Ms. Such is the Director of Computer Training Program, Department of Career Services, Lighthouse International in New York, NY.  She received her Bachelor of Arts in Psychology and Pre-Law at Norwich University in Montpelier, VT and a Master of Education in Education of the Visually Impaired at the Pennsylvania College of Optometry in Philadelphia, PA.  She is a recognized expert in the field of adaptive technology for visual impairments and the functional implications of visual disabilities, particularly low vision.  In addition to teaching students who are visually impaired, she lectures at Temple University Graduate School, Harcum College, and Saint Joseph's University Graduate School in areas relating to working with clients who are visually impaired.  She served for four years as a board member of the Council of Citizens with Low Vision International and was a member of the Institutional Review Board of Pennsylvania College of Optometry.



INDUSTRY REPRESENTATIVE  - February 5, 2004 (Acting )

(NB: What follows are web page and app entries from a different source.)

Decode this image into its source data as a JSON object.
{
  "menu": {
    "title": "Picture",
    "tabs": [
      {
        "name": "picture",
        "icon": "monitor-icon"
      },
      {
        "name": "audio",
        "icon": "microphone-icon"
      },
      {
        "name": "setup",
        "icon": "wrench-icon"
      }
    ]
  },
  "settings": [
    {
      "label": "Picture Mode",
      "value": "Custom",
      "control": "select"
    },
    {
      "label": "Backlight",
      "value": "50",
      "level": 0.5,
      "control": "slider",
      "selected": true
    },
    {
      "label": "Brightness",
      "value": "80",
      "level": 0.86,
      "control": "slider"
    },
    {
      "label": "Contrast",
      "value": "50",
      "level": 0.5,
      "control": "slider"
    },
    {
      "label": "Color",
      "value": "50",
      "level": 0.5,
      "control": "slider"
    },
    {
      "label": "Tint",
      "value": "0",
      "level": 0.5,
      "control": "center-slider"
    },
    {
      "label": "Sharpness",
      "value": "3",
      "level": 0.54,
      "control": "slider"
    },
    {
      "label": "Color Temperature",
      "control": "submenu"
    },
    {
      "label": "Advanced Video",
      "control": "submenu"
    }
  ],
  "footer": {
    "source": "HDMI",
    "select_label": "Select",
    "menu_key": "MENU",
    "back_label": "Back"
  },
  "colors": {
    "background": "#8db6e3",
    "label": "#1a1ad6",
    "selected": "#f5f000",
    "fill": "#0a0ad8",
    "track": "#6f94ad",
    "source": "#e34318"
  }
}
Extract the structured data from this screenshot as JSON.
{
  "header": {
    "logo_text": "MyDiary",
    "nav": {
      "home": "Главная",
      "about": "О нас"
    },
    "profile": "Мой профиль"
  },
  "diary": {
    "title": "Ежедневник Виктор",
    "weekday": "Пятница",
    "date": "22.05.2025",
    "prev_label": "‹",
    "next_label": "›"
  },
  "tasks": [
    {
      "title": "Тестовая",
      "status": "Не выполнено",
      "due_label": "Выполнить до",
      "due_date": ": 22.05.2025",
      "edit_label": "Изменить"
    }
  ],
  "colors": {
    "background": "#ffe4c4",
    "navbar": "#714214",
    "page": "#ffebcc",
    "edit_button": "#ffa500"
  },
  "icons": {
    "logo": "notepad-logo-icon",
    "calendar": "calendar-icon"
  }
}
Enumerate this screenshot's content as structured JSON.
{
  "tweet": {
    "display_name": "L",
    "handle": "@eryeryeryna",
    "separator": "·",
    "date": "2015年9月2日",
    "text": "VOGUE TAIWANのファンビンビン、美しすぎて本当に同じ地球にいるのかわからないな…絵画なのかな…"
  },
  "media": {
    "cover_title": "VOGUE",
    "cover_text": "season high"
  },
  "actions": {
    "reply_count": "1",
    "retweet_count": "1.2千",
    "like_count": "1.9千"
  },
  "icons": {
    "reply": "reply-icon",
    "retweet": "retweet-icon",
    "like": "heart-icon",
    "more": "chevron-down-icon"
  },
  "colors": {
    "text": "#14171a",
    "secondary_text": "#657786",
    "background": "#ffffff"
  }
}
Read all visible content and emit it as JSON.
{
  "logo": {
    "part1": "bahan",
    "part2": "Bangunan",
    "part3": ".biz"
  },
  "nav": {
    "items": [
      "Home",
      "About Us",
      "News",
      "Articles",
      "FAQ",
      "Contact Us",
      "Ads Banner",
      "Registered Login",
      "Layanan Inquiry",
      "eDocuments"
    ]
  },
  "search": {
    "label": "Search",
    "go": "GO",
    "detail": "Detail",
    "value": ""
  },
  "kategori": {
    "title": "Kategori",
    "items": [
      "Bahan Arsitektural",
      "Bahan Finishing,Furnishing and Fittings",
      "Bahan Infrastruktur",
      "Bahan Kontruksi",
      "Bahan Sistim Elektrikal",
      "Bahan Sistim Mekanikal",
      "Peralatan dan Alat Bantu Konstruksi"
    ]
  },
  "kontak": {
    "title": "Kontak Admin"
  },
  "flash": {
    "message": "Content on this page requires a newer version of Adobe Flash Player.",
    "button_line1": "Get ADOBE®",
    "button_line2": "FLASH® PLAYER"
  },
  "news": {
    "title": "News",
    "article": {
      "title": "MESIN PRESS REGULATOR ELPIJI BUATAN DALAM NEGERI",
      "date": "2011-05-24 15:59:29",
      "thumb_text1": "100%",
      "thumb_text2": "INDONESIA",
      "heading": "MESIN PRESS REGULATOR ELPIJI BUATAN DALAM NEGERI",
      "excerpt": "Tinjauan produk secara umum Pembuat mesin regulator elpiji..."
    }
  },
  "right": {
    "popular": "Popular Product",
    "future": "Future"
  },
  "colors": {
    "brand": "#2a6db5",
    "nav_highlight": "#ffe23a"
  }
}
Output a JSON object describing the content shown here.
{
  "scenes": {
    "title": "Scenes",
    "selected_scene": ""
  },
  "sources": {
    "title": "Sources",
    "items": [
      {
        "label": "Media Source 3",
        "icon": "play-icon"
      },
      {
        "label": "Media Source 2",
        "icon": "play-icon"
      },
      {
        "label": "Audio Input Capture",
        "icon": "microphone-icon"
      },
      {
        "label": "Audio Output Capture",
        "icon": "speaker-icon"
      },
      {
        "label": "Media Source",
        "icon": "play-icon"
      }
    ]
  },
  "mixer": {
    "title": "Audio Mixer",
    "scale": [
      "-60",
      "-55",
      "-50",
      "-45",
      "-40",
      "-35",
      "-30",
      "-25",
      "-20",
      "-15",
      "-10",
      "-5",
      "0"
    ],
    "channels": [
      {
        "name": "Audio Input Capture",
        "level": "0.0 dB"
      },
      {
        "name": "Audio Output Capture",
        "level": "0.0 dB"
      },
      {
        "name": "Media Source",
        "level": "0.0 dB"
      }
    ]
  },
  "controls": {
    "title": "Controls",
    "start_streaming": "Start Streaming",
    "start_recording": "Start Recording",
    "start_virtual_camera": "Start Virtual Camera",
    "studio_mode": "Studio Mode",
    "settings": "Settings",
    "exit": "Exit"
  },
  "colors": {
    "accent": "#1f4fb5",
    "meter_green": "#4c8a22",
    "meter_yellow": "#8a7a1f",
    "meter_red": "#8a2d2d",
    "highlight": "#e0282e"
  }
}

Mr. Balo is the Vice President for Regulatory and Clinical Affairs with DEXCOM, Inc. in San Diego, CA.  He also serves as the Industry Representative on the Neurological Devices Advisory Panel.  Mr. Balo has a Bachelor of Science in microbiology and chemistry from the University of Maryland and has done graduate work in business and executive management at the University of California in Los Angeles, and Stanford University, respectively.  He has over twenty years of experience in regulatory and clinical affairs with both domestic and international device firms.







Mr. McCarley is President, CEO and founder of Ophtec USA, Inc. an ophthalmic medical device firm that manufactures cataract, refractive and iris reconstruction implants in Boca Raton, FL.  He has over 19 years experience in domestic and international business operations and extensive knowledge in the areas of regulatory affairs, clinical studies and quality assurance.  Mr. McCarley has participated in bringing a wide range of ophthalmic devices to market through positions he has held with small manufacturers as well as large firms.  In addition, he has demonstrated leadership within the device industry through his participation in the International Standards Organization and American National Standards Institute standards development working groups.